California State University Fresno's Reserve Oil Pleases the Judges | The Olive Oil Source

California State University Fresno's Reserve Oil Pleases the Judges

Source: The Olive Oil Source
July 07, 2006

Estate Reserve – California State University, Fresno's first extra virgin olive oil  was released at Farm Market March 9.  It is the first full release from its “olives-for-oil” project launched last fall. The project operates at   Fresno’s Agricultural Laboratory, the 1,053-acre University Farm on the northeast side of the campus.

Dr. John D. Welty, university president, joined Gino Favagrossa, Fresno State orchard manager, and Dr. Ganesan Srinivasan, director of the university’s farm operations, in presenting the new extra virgin olive oil. Also present was Dr. Daniel Bartell, dean of the College of Agricultural Sciences and Technology, and Dr. James Farrar, Plant Sciences Department chair.

Favagrossa said the new release is priced at $10.95 for a 500 ml vintage bottle designated with the first release year. He said the Estate Reserve is a unique “blend of Arbequina, Arbosana and Koroneiki oils; fruity with a mild pungency that leaves a pleasing, persistent taste reminiscent of green herbs, tomato and banana.”

Proceeds from olive oil sales, like all student products, help strengthen Fresno State's teaching and research program in agriculture, Dean Bartell said.

“The new olives-for-oil project contributes to Fresno State's mission in promoting world-class agriculture by researching new technologies and teaching and training our students in modern agriculture,” Bartell said.

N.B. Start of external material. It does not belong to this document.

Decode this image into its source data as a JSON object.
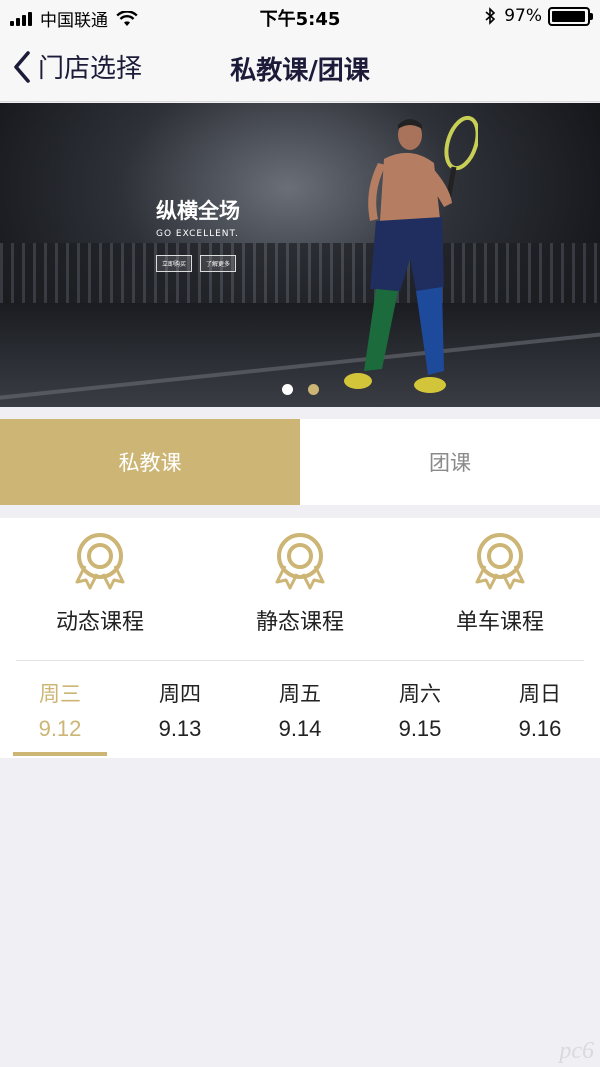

The "olive for oil" project is conducted on a 22-acre block of super high-density plantings under the academic auspices of the university’s Plant Science Department.

The olives were mechanically harvested, then processed and bottled by the California Olive Ranch, a partner in the venture. The planting system was showcased in October when the first harvest was completed. It was the first commercial mechanical harvest of an olive plantation for oil from a super high-density planting in California’s Central Valley. Shortly after, a limited specialty release, Olio Nuovo, was pressed and made available for the holidays as an appetizer to the Estate Reserve full release.

“This is a true partnership project between industry and Fresno State to make the latest and best research and practices available to farmers,” President Welty said. “This first vintage blend of olive oil, proudly produced by our students on our farm and processed and packaged in collaboration with California Olive Ranch, Is another excellent homegrown Fresno State product.”

Srinivasan noted that the demand for olive oil has accelerated as consumers have become more aware of the health benefits and it has become a hot culinary product.

The United States imported 64.5 million gallons of olive oil in 2002, said Alan Greene of the California Olive Ranch at Fresno State’s Olive Field Day in October, while California olive oil production for 2004 was just 383,000 gallons.

“With this new technology of super high-density planting of olive trees and the right soil and climatic conditions, California could expand its acreage in olives for oil plantations and could not only satisfy the domestic market but also become a major player in the export market for extra virgin olive oil,” said Srinivasan, whose doctoral degree is in agronomy and soil science.

The Estate Reserve is available at the Fresno State Farm Market, which is open 9 a.m-5:30 p.m. Monday-Friday and 9 a.m.-3 p.m. Saturdays. For more information: Farm Market 559.278.4511, University Farm 559.278-2011